Later on, my colleagues at Citrix started calling us Tech Writers something else — Information Developers. There were many things going on then, so I didn’t give it much notice. After all, our employee records still said Technical Writer. I’ve recently noticed Citrix finally officially fixed that, and they’re all Information Developers now (yay!).
But over a decade on from those first discussions of the term Information Developer, I’m seeing movement towards calling Technical Writers by a new name … Content Developers.
The big BUT is … content isn’t always information and information isn’t always content. And this further on into my career, with exposure to much more than Read Mes and technical dictionaries, I can really see that.
I wonder if my colleagues heading down the Content Developer path aren’t headed in the wrong direction? Focusing less on the information aspect of writing?
From working with them, I know they aren’t actually working less with information. Many of them still wrangle direct, specific, technical information that users and administrators and software developers need. They aren’t focusing any less than Information Developers on architecting information properly, or organizing it in a way that makes sense for users. And we’re all doubling down on “touch once” and content management systems, and producing presentation-independent documentation.
But in branding with “Content Developer” rather than “Information Developer”, I think they’re treading on a fuzzier path. Maybe it’s my perception alone that “information” is something you use, and “content” is closer to entertainment and lighter on information. A more casual way of communicating.
And, from my recent reading, the term Content Developer is being used more and more heavily in marketing by copywriters to expand their explanations of what they do in an expanding environment of available work. So I’m not saying the term Content Developer is a bad thing, just that someone else got there first.

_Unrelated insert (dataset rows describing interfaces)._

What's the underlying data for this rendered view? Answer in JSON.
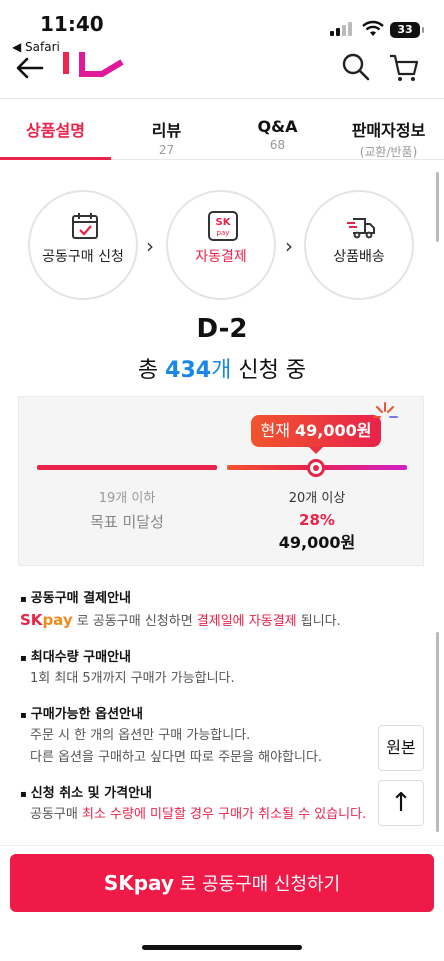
{
  "status": {
    "time": "11:40",
    "back_app": "◀ Safari",
    "battery": "33"
  },
  "tabs": [
    {
      "label": "상품설명",
      "sub": ""
    },
    {
      "label": "리뷰",
      "sub": "27"
    },
    {
      "label": "Q&A",
      "sub": "68"
    },
    {
      "label": "판매자정보",
      "sub": "(교환/반품)"
    }
  ],
  "steps": [
    {
      "label": "공동구매 신청"
    },
    {
      "label": "자동결제"
    },
    {
      "label": "상품배송"
    }
  ],
  "dday": "D-2",
  "count": {
    "prefix": "총 ",
    "number": "434",
    "unit": "개",
    "suffix": " 신청 중"
  },
  "progress": {
    "bubble_prefix": "현재 ",
    "bubble_price": "49,000원",
    "left_count": "19개 이하",
    "left_status": "목표 미달성",
    "right_count": "20개 이상",
    "right_discount": "28%",
    "right_price": "49,000원",
    "current_position": 0.5
  },
  "info": {
    "payment_title": "공동구매 결제안내",
    "payment_sk": "SK",
    "payment_pay": "pay",
    "payment_text1": " 로 공동구매 신청하면 ",
    "payment_highlight": "결제일에 자동결제",
    "payment_text2": " 됩니다.",
    "max_title": "최대수량 구매안내",
    "max_text": "1회 최대 5개까지 구매가 가능합니다.",
    "option_title": "구매가능한 옵션안내",
    "option_text1": "주문 시 한 개의 옵션만 구매 가능합니다.",
    "option_text2": "다른 옵션을 구매하고 싶다면 따로 주문을 해야합니다.",
    "cancel_title": "신청 취소 및 가격안내",
    "cancel_text1": "공동구매 ",
    "cancel_highlight": "최소 수량에 미달할 경우 구매가 취소될 수 있습니다."
  },
  "buttons": {
    "origin": "원본",
    "top": "↑"
  },
  "cta": {
    "sk": "SK",
    "pay": "pay",
    "label": " 로 공동구매 신청하기"
  },
  "colors": {
    "accent": "#e9234a",
    "blue": "#1a86e8",
    "cta": "#f01a48"
  }
}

Maybe I’m just worried that Content Developer vs Information Developer devalues what Technical Writers do. Especially with the whole Epic lawsuit going on.
Maybe it’s just ducks vs rabbits … and there shouldn’t even be a ‘war’.